- Define regional “fair share” housing targets through Regional Planning Commissions.
Issue: Appeals, or even the threat of appeals, of local zoning permits by neighbors fearing affordable housing derails many projects, even though the appeal is often without merit.
- Create law to require those who appeal affordable housing permits, and then lose, to pay the defendant's legal fees and costs.
Issue: Accessory Dwelling Units (ADUs) can be held up in permitting over neighbor objections or inadvertently by outdated zoning regulations.
- Consider a full exemption for ADU buildings from zoning permitting IF there is an affordability covenant. These buildings could still be required to meet dimensional and septic requirements.
Issue: ADUs are risky for homeowners as they make them into landlords with limited eviction rights over a tenant that may be in part of the home.
- Investigate changing tenant law to be more appropriate for landlords with only a single ADU.
Issue: Property taxation as a revenue source creates an incentive for communities to prefer high-value homes over ones that benefit their own residents, but instead can be a tool that promotes more home affordability and safety
- Change property transfer taxation rates for sales to be higher if the sale is of a primary residence that will no longer be used as such, or if ownership has been short term (helping to dampen creation of short-term rentals (STRs) and flipping. This can be customized to exempt things like ski condos, etc.). Channel revenue to address the problem.
- Change property taxation to make housing not a speculative asset (which drives some neighbor concerns about loss in value).
- Change property tax to recognize affordability covenants in valuation to lower tax burden.
- Create property tax ‘holiday’ to forego increased value for some amount of time for improvements to property used for code/safety/health and for affordable housing apartment projects. Enable municipalities to establish “housing opportunity zones” with limited-time property tax relief via expansion of the Community Revitalization Tax Incentive (RSA 79-e).
Issue: Economic development funding tools need to expand as housing is often the most needed item by local employers.
- Expand TIF districts to incorporate housing. Permit municipal economic development and revitalization districts (NH RSA 162-k) to be used for residential housing.
- Provide additional funding for affordable housing. In New Hampshire, at least $10 million per biennium for the state affordable housing trust fund should be provided.
- Fund permanent supportive housing units.
- Increase funding for support agencies to provide counseling services so that prospective owners and tenants can better meet their housing needs.
- Increase state funding for local and regional planning to focus on planning for housing needs.
- Review Vermont rules to see if there are areas to use technical merits versus an inflexible rule. For example, Vermont Wastewater System and Potable Water Supply Rules (Rules) effective April 12, 2019 require 24-inches of suitable soil to consider an on-site wastewater disposal system. In contrast, New Hampshire wastewater regulations allow a system in all settings except what it defines as Hydric A soils and wetlands.

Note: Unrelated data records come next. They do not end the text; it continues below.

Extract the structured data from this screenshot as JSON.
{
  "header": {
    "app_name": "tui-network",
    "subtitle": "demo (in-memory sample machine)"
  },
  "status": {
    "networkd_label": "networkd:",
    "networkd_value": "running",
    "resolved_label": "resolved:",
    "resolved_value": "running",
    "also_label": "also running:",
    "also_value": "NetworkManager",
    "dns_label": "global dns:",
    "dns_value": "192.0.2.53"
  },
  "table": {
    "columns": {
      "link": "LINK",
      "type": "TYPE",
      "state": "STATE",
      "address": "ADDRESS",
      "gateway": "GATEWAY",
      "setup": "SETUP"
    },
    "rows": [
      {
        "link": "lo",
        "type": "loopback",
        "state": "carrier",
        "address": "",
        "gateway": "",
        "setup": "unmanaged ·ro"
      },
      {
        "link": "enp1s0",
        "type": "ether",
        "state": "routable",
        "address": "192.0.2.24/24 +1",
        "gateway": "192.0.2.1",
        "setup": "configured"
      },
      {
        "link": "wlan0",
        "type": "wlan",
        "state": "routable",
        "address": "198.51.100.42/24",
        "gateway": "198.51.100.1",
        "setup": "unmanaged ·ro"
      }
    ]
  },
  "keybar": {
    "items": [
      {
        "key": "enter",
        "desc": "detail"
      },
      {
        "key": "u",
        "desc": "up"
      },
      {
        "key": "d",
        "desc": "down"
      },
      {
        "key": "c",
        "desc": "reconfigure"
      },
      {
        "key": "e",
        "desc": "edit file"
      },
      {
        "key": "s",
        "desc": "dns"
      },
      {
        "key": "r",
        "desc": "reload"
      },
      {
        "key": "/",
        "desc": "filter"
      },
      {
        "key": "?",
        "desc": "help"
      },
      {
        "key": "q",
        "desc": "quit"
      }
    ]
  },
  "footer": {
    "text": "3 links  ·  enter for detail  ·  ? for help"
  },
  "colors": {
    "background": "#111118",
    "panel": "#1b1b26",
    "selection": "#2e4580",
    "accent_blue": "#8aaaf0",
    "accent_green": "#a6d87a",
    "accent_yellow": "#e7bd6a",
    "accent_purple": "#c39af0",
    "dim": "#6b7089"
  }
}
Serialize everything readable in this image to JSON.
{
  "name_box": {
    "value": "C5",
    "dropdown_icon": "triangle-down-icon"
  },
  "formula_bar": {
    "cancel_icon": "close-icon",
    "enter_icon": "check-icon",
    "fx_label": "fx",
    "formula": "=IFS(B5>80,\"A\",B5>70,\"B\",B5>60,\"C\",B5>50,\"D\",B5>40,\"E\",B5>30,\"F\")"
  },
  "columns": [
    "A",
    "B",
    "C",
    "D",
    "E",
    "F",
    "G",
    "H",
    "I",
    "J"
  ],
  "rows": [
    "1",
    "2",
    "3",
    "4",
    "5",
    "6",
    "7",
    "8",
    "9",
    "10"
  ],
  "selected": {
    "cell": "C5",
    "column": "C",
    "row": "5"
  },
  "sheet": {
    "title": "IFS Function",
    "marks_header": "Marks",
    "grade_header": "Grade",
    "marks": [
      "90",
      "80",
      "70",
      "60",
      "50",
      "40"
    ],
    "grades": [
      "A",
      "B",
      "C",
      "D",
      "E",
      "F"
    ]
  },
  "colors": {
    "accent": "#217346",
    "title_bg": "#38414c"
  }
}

Issue: (VT specific) Act 250 creates a second layer of permitting in some areas with sufficient local permitting.
- Remove Act 250 permitting for affordable housing projects in any state designated areas that are covered by local zoning and subdivision.
Issue: Short-term rentals (STRs) can be detrimental to affordability. The location and existence of such rentals is often a mystery to towns.
- Require all rentals to register with the state and town. Have higher registration rates for STRs and use rental registry fees to fund the inspection and improvement program.
- Clearly enable local regulation of STRs.
Issue: (VT specific) Rental conditions are often poor due to lack of inspection and enforcement. Most towns lack capacity to do inspections and enforcement.
- Create a state inspection and enforcement program that can be delegated to the local level if desired. Couple increased inspections with funding to make code improvements.